- [Work required]
Search term "this": copy each line of the records that contains it.

- [Supplied material]
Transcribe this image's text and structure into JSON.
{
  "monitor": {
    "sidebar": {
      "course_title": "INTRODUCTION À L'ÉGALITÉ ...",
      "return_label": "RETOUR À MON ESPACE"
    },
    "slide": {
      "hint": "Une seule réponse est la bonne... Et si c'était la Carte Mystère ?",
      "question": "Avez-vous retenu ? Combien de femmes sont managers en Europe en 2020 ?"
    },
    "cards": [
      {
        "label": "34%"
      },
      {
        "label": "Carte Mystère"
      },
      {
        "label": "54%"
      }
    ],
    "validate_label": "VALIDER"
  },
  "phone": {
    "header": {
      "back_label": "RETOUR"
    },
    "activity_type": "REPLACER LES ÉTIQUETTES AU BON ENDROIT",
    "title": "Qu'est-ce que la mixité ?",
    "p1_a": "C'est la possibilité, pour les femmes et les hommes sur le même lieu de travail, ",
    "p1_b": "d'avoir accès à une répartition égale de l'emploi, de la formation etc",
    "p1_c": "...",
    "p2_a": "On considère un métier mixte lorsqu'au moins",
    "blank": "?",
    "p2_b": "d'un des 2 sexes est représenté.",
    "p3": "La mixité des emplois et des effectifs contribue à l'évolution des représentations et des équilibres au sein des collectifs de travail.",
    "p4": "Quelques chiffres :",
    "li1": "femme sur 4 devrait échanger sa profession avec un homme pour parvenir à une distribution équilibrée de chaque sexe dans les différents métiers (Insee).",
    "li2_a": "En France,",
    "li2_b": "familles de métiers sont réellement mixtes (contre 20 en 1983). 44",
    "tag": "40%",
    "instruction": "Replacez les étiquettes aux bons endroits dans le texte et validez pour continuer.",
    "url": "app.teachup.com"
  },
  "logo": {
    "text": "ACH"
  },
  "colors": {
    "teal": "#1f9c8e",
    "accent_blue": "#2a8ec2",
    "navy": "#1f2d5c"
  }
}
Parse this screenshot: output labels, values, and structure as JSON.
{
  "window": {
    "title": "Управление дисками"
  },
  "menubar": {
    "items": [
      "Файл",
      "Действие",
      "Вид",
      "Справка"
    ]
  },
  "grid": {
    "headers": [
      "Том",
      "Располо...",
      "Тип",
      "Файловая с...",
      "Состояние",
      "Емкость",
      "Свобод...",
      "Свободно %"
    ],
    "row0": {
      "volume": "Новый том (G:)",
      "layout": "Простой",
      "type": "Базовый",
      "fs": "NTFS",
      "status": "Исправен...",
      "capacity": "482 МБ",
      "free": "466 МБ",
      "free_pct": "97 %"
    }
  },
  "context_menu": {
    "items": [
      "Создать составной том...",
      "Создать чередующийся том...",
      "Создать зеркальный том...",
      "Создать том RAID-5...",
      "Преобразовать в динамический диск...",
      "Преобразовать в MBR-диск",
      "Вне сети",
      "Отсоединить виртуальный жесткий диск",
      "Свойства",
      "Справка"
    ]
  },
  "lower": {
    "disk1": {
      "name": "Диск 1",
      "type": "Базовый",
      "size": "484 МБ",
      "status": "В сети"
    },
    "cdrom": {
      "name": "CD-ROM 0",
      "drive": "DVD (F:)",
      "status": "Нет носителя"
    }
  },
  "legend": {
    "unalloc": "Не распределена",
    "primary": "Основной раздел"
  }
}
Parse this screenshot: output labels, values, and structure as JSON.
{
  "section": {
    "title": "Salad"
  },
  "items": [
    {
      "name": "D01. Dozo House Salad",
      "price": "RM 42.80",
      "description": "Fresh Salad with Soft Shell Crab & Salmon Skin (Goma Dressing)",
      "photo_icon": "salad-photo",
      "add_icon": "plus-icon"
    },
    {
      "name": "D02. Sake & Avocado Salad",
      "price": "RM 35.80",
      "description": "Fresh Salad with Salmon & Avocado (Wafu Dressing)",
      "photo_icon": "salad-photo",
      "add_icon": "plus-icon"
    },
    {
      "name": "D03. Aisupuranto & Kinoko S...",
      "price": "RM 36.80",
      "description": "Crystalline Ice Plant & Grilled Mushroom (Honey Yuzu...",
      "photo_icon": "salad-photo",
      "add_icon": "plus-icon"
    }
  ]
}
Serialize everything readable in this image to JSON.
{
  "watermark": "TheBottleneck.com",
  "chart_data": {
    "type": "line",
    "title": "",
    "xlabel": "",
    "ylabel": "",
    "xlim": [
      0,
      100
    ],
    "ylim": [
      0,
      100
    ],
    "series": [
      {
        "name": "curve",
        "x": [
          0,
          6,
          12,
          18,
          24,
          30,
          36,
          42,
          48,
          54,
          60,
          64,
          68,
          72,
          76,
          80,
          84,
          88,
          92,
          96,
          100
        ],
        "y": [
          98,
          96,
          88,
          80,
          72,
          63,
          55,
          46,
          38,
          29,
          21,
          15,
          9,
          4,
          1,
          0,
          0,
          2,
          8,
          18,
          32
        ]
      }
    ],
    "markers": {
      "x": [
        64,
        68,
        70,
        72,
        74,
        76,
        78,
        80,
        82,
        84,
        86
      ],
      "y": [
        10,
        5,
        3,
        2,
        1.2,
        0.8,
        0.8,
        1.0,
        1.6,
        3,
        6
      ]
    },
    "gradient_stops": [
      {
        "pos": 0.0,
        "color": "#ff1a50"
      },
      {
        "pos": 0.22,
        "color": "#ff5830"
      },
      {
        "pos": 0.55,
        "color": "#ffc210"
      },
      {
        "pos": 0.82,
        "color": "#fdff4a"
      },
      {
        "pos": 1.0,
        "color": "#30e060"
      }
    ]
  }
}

- [Expected output]
Transcribe this image's text and structure into JSON.
Parse this screenshot: output labels, values, and structure as JSON.
Parse this screenshot: output labels, values, and structure as JSON.
Serialize everything readable in this image to JSON.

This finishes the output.